PK: Personalization comes with its own risks and failing to understand these could make it a bitter experience which even the world's largest digital companies have recently gone through.

In terms of aggressive personalization, there's a fine line between engaging with customers and annoying them. If one small interaction with a brand triggers a long series of personalized content, the customer will be hesitant to interact with your brand at all.

Customer data is critical to personalization, but marketers' efforts often backfire when they use information that a customer didn't willingly provide. In regard to unauthorized personalization, it's no wonder that a large number of consumers feel that personalization is less useful. Customers want to feel understood by brands, not spied on.

It's important to remember that some personal information is extremely sensitive. When it comes to insensitive personalization, just because you can leverage someone's information doesn't mean you should – especially if your marketing initiatives might irritate or offend them.

Personalization relies heavily on customer data – and more specifically, accurate customer data. If your database is full of outdated or incorrect data, your personalization efforts will backfire completely because of its inaccuracy. If you want to execute a successful personalized marketing campaign, data hygiene must be a priority.

DATAx: Finally, in your opinion, what makes Singapore stand out as a location to establish and build up a tech startup?

PK: There has always been interest in Singapore's tech and startup scene, especially when the city-state became the only Southeast Asian country to rank in Startup Genome's Top 20 Startup Ecosystems in World report in 2015.
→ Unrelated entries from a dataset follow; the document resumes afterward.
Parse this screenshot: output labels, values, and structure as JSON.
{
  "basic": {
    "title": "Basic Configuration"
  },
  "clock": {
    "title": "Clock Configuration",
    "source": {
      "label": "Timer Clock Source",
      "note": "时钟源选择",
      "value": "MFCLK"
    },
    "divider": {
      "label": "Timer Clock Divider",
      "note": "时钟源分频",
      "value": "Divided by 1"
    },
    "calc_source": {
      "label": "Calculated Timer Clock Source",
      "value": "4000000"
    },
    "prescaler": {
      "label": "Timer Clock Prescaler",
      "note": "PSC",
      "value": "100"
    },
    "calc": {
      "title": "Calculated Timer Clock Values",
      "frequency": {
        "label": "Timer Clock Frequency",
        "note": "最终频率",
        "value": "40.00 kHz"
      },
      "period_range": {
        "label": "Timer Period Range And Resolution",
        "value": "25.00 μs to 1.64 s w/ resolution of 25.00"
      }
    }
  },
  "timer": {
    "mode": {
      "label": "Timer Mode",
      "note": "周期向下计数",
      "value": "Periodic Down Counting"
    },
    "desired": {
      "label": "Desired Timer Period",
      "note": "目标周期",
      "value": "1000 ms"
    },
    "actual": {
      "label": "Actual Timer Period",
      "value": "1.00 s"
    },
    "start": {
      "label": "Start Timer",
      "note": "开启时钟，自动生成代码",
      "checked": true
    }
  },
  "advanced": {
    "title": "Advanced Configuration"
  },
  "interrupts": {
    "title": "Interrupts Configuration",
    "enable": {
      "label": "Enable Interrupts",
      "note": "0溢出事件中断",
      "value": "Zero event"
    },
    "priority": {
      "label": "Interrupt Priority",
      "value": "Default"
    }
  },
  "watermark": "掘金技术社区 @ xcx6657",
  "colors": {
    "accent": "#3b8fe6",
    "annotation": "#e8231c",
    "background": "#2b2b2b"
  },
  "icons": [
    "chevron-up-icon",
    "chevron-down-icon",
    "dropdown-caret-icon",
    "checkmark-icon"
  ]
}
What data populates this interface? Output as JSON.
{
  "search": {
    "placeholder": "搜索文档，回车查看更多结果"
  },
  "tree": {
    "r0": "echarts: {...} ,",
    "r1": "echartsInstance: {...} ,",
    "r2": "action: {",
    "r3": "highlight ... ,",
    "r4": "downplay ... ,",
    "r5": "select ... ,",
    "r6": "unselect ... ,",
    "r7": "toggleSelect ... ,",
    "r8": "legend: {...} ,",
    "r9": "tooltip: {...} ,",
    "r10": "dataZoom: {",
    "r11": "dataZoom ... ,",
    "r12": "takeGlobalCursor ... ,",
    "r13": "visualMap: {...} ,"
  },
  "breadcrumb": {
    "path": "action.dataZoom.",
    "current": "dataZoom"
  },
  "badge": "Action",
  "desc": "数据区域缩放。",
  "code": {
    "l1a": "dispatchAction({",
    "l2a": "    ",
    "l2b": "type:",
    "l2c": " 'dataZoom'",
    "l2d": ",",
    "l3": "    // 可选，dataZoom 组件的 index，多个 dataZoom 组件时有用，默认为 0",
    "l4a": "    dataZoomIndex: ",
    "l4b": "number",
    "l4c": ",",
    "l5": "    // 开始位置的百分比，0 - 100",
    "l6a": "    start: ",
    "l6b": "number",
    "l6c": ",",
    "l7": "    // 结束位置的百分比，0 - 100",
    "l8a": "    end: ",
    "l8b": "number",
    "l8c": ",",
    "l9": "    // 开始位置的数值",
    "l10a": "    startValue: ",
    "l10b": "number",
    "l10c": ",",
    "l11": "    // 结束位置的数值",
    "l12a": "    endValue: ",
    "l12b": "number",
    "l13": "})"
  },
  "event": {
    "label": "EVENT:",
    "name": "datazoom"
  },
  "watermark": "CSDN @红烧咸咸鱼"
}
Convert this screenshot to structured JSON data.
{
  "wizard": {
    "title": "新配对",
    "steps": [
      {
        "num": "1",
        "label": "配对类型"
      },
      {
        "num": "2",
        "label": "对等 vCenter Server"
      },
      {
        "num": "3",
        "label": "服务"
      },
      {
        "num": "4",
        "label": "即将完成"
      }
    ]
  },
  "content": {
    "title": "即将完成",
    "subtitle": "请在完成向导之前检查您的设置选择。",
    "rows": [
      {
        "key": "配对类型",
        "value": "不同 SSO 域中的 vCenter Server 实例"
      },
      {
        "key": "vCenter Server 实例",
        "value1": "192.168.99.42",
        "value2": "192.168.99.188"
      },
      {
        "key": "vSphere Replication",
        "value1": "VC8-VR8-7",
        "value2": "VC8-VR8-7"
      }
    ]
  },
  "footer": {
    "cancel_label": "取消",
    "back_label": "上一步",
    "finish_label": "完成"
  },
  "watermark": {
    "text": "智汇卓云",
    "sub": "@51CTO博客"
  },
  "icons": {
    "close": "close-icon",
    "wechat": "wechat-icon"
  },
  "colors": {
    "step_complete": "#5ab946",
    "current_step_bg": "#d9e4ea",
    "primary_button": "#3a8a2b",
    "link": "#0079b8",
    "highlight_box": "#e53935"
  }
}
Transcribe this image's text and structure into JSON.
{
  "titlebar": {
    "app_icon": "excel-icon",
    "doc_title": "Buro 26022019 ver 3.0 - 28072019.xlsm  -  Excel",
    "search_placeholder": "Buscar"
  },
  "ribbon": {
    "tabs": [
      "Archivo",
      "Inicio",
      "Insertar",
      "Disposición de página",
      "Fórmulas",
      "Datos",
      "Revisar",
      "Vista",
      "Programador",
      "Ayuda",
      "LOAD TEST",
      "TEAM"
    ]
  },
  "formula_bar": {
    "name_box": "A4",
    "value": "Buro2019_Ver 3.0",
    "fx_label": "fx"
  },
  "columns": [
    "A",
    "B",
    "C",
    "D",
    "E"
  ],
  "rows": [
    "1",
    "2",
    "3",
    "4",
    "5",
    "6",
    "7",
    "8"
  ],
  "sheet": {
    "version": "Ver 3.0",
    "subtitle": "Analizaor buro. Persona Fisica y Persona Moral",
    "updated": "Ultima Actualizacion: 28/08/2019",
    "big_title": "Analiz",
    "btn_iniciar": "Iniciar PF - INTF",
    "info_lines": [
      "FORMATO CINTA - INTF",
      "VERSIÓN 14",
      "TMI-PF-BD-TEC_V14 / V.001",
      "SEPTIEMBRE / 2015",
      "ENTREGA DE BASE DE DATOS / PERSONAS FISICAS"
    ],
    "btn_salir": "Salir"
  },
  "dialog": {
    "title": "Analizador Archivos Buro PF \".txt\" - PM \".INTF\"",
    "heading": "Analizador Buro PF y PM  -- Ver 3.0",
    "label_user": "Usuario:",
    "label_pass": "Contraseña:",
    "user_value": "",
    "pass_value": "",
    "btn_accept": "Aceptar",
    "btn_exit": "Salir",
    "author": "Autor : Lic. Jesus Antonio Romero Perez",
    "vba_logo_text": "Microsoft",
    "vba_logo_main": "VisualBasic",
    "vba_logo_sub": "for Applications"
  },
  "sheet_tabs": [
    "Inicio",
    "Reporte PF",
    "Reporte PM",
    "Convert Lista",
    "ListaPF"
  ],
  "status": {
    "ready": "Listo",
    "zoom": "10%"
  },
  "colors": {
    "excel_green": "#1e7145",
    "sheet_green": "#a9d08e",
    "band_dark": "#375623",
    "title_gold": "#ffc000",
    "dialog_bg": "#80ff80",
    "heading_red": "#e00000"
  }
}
It has steadily growing entrepreneurial activity: Over the last five years, Singapore's startup landscape has grown tremendously which can be attributed to a conducive business environment, ample government support and a strong entrepreneurial community.

According to a study by venture capital (VC) firm Monk's Hill Ventures and tech startup event Slush Singapore, in 2017, startup investments in Singapore reached $7.3bn, making up 45% of all deals in the region. Singapore has been steadily growing to this number, with venture funding alone growing from $136m to $1.37bn in just a span of five years (2012–17).

Singapore has seen the birth of five unicorns – Grab, Lazada, Razer, Sea and Trax currently valued at a collective $12bn. Being headquartered in Singapore gave them access to the talent, funding and connections that they needed as startups.

The city-state also offers tangible government support through Enterprise Singapore, part of the Singapore Government, which has been actively working with different partners to develop Singapore's startup landscape. This support could mean mentorship, funding and investments, and incubations, which are all critical to the growth of startups.

Singapore is ranked third globally on the ability of startup leaders to connect and form relationships with entrepreneurs in other countries. The strong startup community in Singapore allows founders to build relationships and partnerships, not only locally, but also internationally.

With an ever increasing number of deals and VC investment amounts in deep tech, the Singapore government has been focusing on attracting and building more startups in deep tech sectors like medtech, cleantech, fintech and future mobility, among others.

The Lion City is also one of the best countries for women entrepreneurs. In a study recently conducted, Singapore ranked as the fifth-best market globally for having strong supporting conditions and opportunities for women to thrive as entrepreneurs. Women made up 27.5% of total business owners in Singapore, which is among of the higher proportions in the total markets studied.

And while the numbers may seem paltry, the conditions on the ground are not. There is a growing, vibrant community of women entrepreneurs in Singapore that aims to inspire women to create the next big thing.

Whether you're a homegrown Singapore local, or an international entrepreneur searching for a friendly place to plant your startup roots, Singapore is one of the best places to consider.

Making sense of the confusing world of iot platforms small

Read next:

Making sense of the confusing world of IoT platforms